Don’t use this guideline unless your child was previously diagnosed as having asthma, asthmatic bronchitis or reactive airway disease by a physician
- The classic symptom is a wheeze or whistling (purring) sound on breathing out.
See More Appropriate Topic
- If no previous asthma diagnosis or use of asthma medicines, see Wheezing
Call 911 Now (your child may need an ambulance) if
- Severe difficulty breathing (struggling for each breath, unable to speak or cry because of difficulty breathing, making grunting noises with each breath)
- Your child passed out or has bluish lips/tongue
- Wheezing started suddenly after medicine, an allergic food or bee sting
Call Your Doctor Now (night or day) If
- Your child looks or acts very sick
- Looks like he did when hospitalized before with asthma
- Difficulty breathing not resolved 20 minutes after neb or inhaler
- Peak flow rate < 50% of baseline level (personal best)
- Peak flow rate <50-80% of baseline level after using neb or inhaler
- Wheezing (heard across the room) not resolved 20 minutes after using neb or inhaler
- Continuous (nonstop) coughing that keeps from playing or sleeping and not improved after using neb or inhaler
- Asthma medicine (neb or inhaler) is needed more frequently than every 4 hours
- Fever > 104°F (40°C)
- Severe chest pain
Call Your Doctor Within 24 Hours (between 9 and 4) If
- You think your child needs to be seen
- Lots of yellow or green nasal discharge now with a fever
- Sinus pressure or pain
- Fever present > 3 days
Call Your Doctor During Weekday Office Hours If
- You have other questions or concerns
- Missing > 1 day of school/month for asthma
- Asthma limits exercise or sports
- Asthma attacks frequently awaken from sleep
- Uses more than 1 inhaler/month
- Mild wheezing persists > 5 days
- No asthma check-up in > 1 year
Parent Care at Home If
- Mild asthma attack and you don’t think your child needs to be seen
Home Care Advice for Asthma Attack
- Asthma Medicine:
- Start the inhaler, nebs or oral asthma medicine at the first sign of any coughing or shortness of breath (don’t wait for wheezing).
- The best “cough medicine” for a child with asthma is always the asthma medicine.

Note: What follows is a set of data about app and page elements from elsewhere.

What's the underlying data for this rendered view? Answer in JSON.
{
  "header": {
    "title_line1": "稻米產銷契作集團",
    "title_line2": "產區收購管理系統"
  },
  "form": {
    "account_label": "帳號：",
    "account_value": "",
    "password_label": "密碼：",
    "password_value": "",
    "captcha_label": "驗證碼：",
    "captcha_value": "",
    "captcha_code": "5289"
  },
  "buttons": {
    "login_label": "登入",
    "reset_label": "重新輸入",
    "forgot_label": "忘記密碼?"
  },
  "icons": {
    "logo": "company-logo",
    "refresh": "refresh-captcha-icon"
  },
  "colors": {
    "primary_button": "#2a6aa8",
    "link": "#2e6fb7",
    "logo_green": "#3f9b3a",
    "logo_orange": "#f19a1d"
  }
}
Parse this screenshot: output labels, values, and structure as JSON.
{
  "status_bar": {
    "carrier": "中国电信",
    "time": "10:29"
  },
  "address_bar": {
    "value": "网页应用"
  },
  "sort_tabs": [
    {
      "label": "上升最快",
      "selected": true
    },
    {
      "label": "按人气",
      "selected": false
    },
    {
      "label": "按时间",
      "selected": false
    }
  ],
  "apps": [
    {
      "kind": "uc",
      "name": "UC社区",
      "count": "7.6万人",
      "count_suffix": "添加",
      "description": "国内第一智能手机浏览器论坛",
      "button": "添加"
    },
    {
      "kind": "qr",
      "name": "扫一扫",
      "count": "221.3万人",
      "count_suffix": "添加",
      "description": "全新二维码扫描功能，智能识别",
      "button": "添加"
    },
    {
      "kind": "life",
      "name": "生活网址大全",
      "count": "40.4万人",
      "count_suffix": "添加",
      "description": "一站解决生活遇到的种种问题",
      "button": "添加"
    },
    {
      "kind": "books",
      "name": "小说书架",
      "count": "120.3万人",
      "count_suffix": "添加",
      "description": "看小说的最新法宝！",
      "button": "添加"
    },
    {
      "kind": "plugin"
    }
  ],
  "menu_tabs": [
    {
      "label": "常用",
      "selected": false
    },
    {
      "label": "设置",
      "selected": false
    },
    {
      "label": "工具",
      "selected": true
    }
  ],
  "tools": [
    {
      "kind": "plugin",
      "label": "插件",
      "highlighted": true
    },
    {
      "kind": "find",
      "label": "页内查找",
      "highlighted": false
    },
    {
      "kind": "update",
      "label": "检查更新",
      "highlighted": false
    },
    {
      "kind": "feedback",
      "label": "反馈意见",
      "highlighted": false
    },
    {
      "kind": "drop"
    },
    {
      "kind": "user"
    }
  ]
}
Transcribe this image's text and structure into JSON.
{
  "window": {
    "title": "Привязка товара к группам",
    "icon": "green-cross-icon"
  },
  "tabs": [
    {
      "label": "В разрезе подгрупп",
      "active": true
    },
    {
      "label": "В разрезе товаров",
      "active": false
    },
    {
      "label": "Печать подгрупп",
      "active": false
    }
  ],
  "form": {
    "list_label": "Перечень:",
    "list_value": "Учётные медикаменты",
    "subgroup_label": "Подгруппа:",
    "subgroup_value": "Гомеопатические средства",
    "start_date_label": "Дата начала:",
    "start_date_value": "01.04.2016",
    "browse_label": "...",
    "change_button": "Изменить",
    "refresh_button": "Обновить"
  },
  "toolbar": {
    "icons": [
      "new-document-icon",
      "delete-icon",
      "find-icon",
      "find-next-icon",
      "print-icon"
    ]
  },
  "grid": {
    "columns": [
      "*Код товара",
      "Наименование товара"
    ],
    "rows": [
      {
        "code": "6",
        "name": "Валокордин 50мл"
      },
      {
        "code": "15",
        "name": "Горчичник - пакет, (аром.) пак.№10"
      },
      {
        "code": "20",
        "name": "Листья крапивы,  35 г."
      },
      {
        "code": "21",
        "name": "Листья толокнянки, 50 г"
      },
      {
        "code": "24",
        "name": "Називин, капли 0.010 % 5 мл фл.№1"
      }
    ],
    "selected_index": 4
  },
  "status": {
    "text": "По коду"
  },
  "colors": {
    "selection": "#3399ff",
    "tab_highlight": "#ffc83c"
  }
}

Continue the asthma medicine until your child has not wheezed or coughed for 48 hours.
- It takes a minimum of 7 days of medicine for lung function to return to normal.
- Hay Fever: For nose allergy symptoms, it’s OK to give antihistamines.
- Fluids: Encourage a normal intake of clear fluids (e.g. water). (Reason: normal fluid intake keeps the lung mucus from becoming sticky.)
- Humidifier: Humidifier: If the air is dry, use a humidifier (Reason: to prevent drying of the upper airway.)
- Avoid or Remove Allergens: Give a shower to remove pollens, animal dander, or other allergens from the body and hair. Avoid known triggers of asthma attacks (e.g., tobacco smoke, feather pillows, exercise).
- Expected Course: If treatment is started early, most asthma attacks are quickly brought under control. All wheezing should be gone by 5 days.
- Call Your Doctor If
- Inhaled asthma medicine (neb or inhaler) is needed more often than every 4 hours
- Wheezing is not completely cleared by 5 days
- Your child becomes worse or develops any of the “Call Your Doctor Now” symptoms